During the summer, it’s common for great white sharks to congregate off Cape Cod due to the abundance of gray seals that live there, according to Massachusetts Shark Research Program. These marine mammals were nearly wiped out in the mid-20th century due to hunting, but the 1972 Marine Mammal Protection Act helped gray seals bounce back.
Once the number of gray seals increased, so did the number of great white sharks feeding on them, according to National Oceanic and Atmospheric Administration (NOAA) Fisheries.
“Although white shark bites on humans are rare, this sighting reminds swimmers and boaters to be aware of the presence of these marine animals,” John Chisholm, an assistant scientist at the Anderson Cabot Center for Ocean Life at the New England Aquarium, said in the statement. “It is important to be aware of the presence of sharks in shallow water, to avoid places where seals are present or schools of fish visible and to stay close to shore when lifeguards can reach you if necessary. “

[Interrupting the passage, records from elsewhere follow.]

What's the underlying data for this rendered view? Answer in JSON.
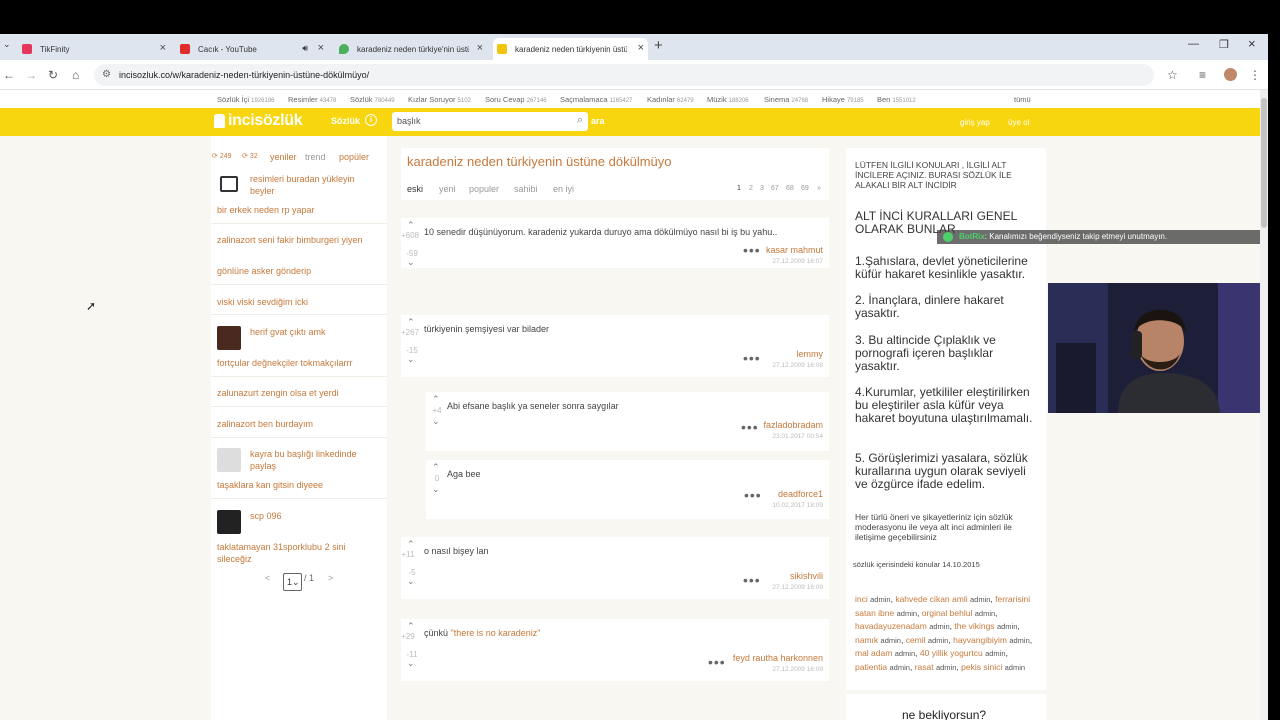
{
  "browser": {
    "tabs": [
      {
        "title": "TikFinity",
        "color": "#e5365c"
      },
      {
        "title": "Cacık - YouTube",
        "color": "#e02b2b"
      },
      {
        "title": "karadeniz neden türkiye'nin üstü",
        "color": "#4ab05c"
      },
      {
        "title": "karadeniz neden türkiyenin üstü",
        "color": "#f2c40f"
      }
    ],
    "url": "incisozluk.co/w/karadeniz-neden-türkiyenin-üstüne-dökülmüyo/"
  },
  "categories": [
    {
      "label": "Sözlük İçi",
      "count": "1926196"
    },
    {
      "label": "Resimler",
      "count": "43478"
    },
    {
      "label": "Sözlük",
      "count": "780449"
    },
    {
      "label": "Kızlar Soruyor",
      "count": "5102"
    },
    {
      "label": "Soru Cevap",
      "count": "267146"
    },
    {
      "label": "Saçmalamaca",
      "count": "1165427"
    },
    {
      "label": "Kadınlar",
      "count": "62479"
    },
    {
      "label": "Müzik",
      "count": "188206"
    },
    {
      "label": "Sinema",
      "count": "24768"
    },
    {
      "label": "Hikaye",
      "count": "79185"
    },
    {
      "label": "Ben",
      "count": "1551012"
    },
    {
      "label": "tümü",
      "count": ""
    }
  ],
  "header": {
    "logo": "incisözlük",
    "sozluk": "Sözlük",
    "search_value": "başlık",
    "search_button": "ara",
    "login": "giriş yap",
    "register": "üye ol"
  },
  "left": {
    "stat1": "249",
    "stat2": "32",
    "tab_new": "yeniler",
    "tab_trend": "trend",
    "tab_popular": "popüler",
    "items": [
      "resimleri buradan yükleyin beyler",
      "bir erkek neden rp yapar",
      "zalinazort seni fakir bimburgeri yiyen",
      "gönlüne asker gönderip",
      "viski viski sevdiğim icki",
      "herif gvat çıktı amk",
      "fortçular değnekçiler tokmakçılarrr",
      "zalunazurt zengin olsa et yerdi",
      "zalinazort ben burdayım",
      "kayra bu başlığı linkedinde paylaş",
      "taşaklara kan gitsin diyeee",
      "scp 096",
      "taklatamayan 31sporklubu 2 sini sileceğiz"
    ],
    "page_current": "1",
    "page_total": "/ 1"
  },
  "topic": {
    "title": "karadeniz neden türkiyenin üstüne dökülmüyo",
    "sorts": [
      "eski",
      "yeni",
      "populer",
      "sahibi",
      "en iyi"
    ],
    "pages": [
      "1",
      "2",
      "3",
      "67",
      "68",
      "69",
      "»"
    ]
  },
  "entries": [
    {
      "up": "+608",
      "down": "-59",
      "text": "10 senedir düşünüyorum. karadeniz yukarda duruyo ama dökülmüyo nasıl bi iş bu yahu..",
      "author": "kasar mahmut",
      "date": "27.12.2009 16:07"
    },
    {
      "up": "+267",
      "down": "-15",
      "text": "türkiyenin şemşiyesi var bilader",
      "author": "lemmy",
      "date": "27.12.2009 16:08"
    },
    {
      "up": "+4",
      "down": "",
      "text": "Abi efsane başlık ya seneler sonra saygılar",
      "author": "fazladobradam",
      "date": "23.01.2017 00:54"
    },
    {
      "up": "0",
      "down": "",
      "text": "Aga bee",
      "author": "deadforce1",
      "date": "10.02.2017 18:09"
    },
    {
      "up": "+11",
      "down": "-5",
      "text": "o nasıl bişey lan",
      "author": "sikishvili",
      "date": "27.12.2009 16:09"
    },
    {
      "up": "+29",
      "down": "-11",
      "text": "çünkü ",
      "quote": "\"there is no karadeniz\"",
      "author": "feyd rautha harkonnen",
      "date": "27.12.2009 16:09"
    }
  ],
  "right": {
    "intro": "LÜTFEN İLGİLİ KONULARI , İLGİLİ ALT İNCİLERE AÇINIZ. BURASI SÖZLÜK İLE ALAKALI BİR ALT İNCİDİR",
    "rules_title": "ALT İNCİ KURALLARI GENEL OLARAK BUNLAR",
    "rule1": "1.Şahıslara, devlet yöneticilerine küfür hakaret kesinlikle yasaktır.",
    "rule2": "2. İnançlara, dinlere hakaret yasaktır.",
    "rule3": "3. Bu altincide Çıplaklık ve pornografi içeren başlıklar yasaktır.",
    "rule4": "4.Kurumlar, yetkililer eleştirilirken bu eleştiriler asla küfür veya hakaret boyutuna ulaştırılmamalı.",
    "rule5": "5. Görüşlerimizi yasalara, sözlük kurallarına uygun olarak seviyeli ve özgürce ifade edelim.",
    "contact": "Her türlü öneri ve şikayetleriniz için sözlük moderasyonu ile veya alt inci adminleri ile iletişime geçebilirsiniz",
    "date_note": "sözlük içerisindeki konular 14.10.2015",
    "admins": [
      "inci",
      "kahvede cikan amli",
      "ferrarisini satan ibne",
      "orginal behlul",
      "havadayuzenadam",
      "the vikings",
      "namık",
      "cemil",
      "hayvangibiyim",
      "mal adam",
      "40 yillik yogurtcu",
      "patientia",
      "rasat",
      "pekis sinici"
    ],
    "admin_label": "admin",
    "box2_title": "ne bekliyorsun?"
  },
  "overlay": {
    "chat_user": "BotRix",
    "chat_msg": ": Kanalımızı beğendiyseniz takip etmeyi unutmayın."
  }
}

The sighting was also documented on the Atlantic White Shark Conservancy’s Sharktivity app, according to the statement.